Landmark Science & Engineering won the Conceptor Award at ACEC Delaware’s Engineering Excellence Awards ceremony at the 2022 Engineer Week Banquet held this year on June 16, 2022. The Conceptor Award is the second highest award presented in the category for construction projects in the highest cost category of over $5 million. Landmark’s Joseph C. Marvasi was also recognized as a new Professional Engineer by the Delaware Association of Professional Engineers (DAPE) at this rescheduled banquet.
Fairview Campus Set New Standards for School Development
Delaware’s first public K-12 school, Fairview Campus, located in the fast-growing Middletown-Odessa-Townsend area, was recognized as a school model that set new standards for school development. With the civil engineering site design of unique, low-impact stormwater elements, combined with shared building components and site infrastructure, the 272-acres of farmland – a large tract of prime land – was able to remain intact and meet all of the community’s educational needs in one campus setting, rather than on four separate school sites with many costly redundancies. It is also possible that less overall land will ultimately be removed from the public tax rolls by consolidating the four schools on one site.
In addition to the design of low-impact stormwater facilities, approval of parking variances allowed for shared vehicle parking and bus loading area that eliminated about 1,000 parking spaces – or 10 acres – of impervious parking surfaces. This helped with greening of the site, maintaining more natural habitat, improving water quality, and saving construction costs, as well as operating and maintenance costs that the school district will realize for many years to come.
Pedestrian-Safe Dual Loop Roads
All classroom buildings were designed with frontage around a central green, with an inner loop road for parent drop-off of students that is segregated from bus, staff, and student parking by directing those vehicles to an outer loop road. Vehicle access to the separated loop roads is via a single, dual lane entrance/exit boulevard and roundabout. Activity centers, such as the performing arts center, gymnasium, and sports complex with tennis courts, track and field, athletic fields, and stadium, are all situated with direct access to the outer loop.
The 4,000-student, 571,000 square foot campus was designed for completion in two phases to meet the vision and needs of the District, while minimizing development costs. The first phase of the campus (K-5) opened in August 2012 with completion of site infrastructure, entrance, four-lane boulevard and roundabout, and the first two schools: Spring Meadow Early Childhood Center and Old State Elementary.

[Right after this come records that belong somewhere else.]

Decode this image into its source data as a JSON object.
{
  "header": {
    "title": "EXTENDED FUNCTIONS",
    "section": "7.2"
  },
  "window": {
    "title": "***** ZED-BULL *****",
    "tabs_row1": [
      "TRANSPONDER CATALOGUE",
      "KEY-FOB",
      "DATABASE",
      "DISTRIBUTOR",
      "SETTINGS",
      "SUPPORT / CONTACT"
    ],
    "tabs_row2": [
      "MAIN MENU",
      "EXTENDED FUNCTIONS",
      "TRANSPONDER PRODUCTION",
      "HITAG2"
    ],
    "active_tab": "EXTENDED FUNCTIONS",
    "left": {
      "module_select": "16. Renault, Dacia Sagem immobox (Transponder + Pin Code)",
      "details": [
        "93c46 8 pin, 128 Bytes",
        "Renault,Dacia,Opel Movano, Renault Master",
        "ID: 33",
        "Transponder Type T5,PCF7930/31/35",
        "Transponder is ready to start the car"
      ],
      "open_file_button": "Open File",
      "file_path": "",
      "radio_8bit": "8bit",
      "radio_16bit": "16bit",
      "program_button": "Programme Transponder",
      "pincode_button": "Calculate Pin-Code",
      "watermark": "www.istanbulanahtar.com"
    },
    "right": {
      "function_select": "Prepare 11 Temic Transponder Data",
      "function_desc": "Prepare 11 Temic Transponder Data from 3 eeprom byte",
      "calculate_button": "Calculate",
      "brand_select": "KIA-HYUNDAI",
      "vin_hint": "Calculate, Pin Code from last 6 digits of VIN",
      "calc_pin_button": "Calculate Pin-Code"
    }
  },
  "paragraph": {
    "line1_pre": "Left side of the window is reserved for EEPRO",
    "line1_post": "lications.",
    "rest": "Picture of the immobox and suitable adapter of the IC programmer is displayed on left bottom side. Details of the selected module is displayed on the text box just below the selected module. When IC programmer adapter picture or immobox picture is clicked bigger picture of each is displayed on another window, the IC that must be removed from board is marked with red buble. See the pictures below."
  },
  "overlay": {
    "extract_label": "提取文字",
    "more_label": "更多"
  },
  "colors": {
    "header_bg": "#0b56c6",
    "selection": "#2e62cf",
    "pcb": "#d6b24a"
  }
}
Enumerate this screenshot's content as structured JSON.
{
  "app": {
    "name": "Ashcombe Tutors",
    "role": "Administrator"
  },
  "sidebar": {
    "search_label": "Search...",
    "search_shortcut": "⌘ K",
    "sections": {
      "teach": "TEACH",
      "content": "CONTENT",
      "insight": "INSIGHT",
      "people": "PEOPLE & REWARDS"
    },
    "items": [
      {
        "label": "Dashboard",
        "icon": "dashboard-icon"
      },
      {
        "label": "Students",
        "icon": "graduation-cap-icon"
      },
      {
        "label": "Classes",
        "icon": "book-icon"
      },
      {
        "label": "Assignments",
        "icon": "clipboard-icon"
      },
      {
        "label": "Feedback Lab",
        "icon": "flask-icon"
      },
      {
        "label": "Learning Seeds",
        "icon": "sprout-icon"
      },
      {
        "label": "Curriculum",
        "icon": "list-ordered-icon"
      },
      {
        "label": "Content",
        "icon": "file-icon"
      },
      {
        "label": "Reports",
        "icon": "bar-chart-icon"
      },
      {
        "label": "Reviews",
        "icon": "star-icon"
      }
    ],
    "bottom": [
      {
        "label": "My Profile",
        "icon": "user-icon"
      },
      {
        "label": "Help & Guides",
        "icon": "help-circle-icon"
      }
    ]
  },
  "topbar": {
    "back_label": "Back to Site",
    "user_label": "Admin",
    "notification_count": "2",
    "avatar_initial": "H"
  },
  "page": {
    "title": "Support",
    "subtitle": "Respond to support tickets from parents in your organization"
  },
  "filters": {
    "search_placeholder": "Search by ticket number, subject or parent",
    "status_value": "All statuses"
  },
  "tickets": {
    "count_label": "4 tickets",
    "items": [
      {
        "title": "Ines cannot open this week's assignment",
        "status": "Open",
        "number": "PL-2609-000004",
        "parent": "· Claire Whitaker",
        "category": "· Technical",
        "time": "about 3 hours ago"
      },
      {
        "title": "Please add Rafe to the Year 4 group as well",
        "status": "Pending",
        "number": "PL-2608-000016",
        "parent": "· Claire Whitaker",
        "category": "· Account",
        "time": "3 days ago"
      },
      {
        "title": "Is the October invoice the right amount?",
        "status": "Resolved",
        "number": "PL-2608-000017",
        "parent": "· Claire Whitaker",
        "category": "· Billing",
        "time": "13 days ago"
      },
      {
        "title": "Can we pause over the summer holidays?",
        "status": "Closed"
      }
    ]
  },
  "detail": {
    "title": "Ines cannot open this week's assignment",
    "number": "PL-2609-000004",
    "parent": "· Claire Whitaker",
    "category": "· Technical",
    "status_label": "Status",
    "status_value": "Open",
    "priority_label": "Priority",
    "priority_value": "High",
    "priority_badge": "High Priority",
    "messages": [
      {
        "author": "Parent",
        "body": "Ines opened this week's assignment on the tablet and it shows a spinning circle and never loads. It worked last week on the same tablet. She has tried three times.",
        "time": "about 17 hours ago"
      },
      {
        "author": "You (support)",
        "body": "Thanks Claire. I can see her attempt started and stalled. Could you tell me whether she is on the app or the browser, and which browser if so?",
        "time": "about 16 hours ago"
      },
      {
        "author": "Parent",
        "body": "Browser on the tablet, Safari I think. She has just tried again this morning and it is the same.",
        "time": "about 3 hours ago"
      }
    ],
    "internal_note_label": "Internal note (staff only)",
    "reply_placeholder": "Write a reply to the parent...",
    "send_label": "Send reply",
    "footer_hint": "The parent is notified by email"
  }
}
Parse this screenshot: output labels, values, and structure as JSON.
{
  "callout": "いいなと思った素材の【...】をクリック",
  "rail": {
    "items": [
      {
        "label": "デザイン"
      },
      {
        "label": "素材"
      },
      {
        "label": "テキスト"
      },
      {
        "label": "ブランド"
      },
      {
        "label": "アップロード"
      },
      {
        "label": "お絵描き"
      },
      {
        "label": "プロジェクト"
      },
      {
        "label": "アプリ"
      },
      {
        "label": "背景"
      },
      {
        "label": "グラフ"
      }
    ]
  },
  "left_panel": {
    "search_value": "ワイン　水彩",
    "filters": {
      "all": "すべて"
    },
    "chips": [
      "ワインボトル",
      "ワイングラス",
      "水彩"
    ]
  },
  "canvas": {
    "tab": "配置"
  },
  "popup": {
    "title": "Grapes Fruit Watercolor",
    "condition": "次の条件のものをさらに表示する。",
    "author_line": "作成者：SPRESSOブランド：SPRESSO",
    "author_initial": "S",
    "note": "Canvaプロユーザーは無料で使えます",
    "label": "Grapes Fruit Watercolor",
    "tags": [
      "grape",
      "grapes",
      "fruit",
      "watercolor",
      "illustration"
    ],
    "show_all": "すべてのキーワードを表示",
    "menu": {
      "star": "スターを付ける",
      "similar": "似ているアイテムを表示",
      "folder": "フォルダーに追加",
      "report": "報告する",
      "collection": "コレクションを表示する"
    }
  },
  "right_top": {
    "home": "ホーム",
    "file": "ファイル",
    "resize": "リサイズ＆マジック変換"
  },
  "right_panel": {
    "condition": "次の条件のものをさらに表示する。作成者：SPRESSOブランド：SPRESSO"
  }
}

The second phase of the campus was completed in September 2020, allowing sixth and ninth graders to start in Cantwell’s Bridge Middle and Odessa High, respectively, with the plan to add one grade per year. This sequencing allowed the middle school to host Silver Lake Elementary students in 2020 while their school expansion was being completed, and the high school to host Everett Meredith Middle students in 2021 until their school reconstruction is complete in 2022. The middle and high school buildings are connected with major shared building components, including a big box performing arts center, to create one continuous and unified facility. The site features an Ag building and attached greenhouse with a fenced animal area. The athletic facilities comprise six tennis courts, a 10-field sports complex with a combination of natural turf fields, with irrigation hydrants, two synthetic turf football/soccer fields, a rubberized 8-lane track, and a field house and stadium with LED lighting and fencing.
Unified Construction Plan
Fairview’s unified construction plan saved a lot of money by thinking ‘outside the box.’ Capital cost savings were derived from reducing the overall infrastructure built for one site vs. four separate school sites. Shared infrastructure includes: 1) stormwater management facilities, 2) utilities, 3) entrance, 4) roads, 5) parking lots, 6) access ways, 7) athletic amenities.
Clustering the buildings around a central campus allowed utilities, such as sewer, water, etc., to be installed via central trunks from a single source, creating additional infrastructure cost savings. The project needed only one water meter pit rather than four, saving $90,000, three fewer connections to the water system saved $50,000, and three fewer sewer connections saved $20,000. Three fewer vehicular entrances onto a public road saved $450,000 and reduction of 10 acres of paving saved +$5,000,000. Similar financial benefits occurred with every other element of the infrastructure and shared school facilities. Economies of scale also played a role in savings. Long-term operating and maintenance costs savings of the stormwater management and other facilities will be realized, and bus routes are consolidated, shortening routes.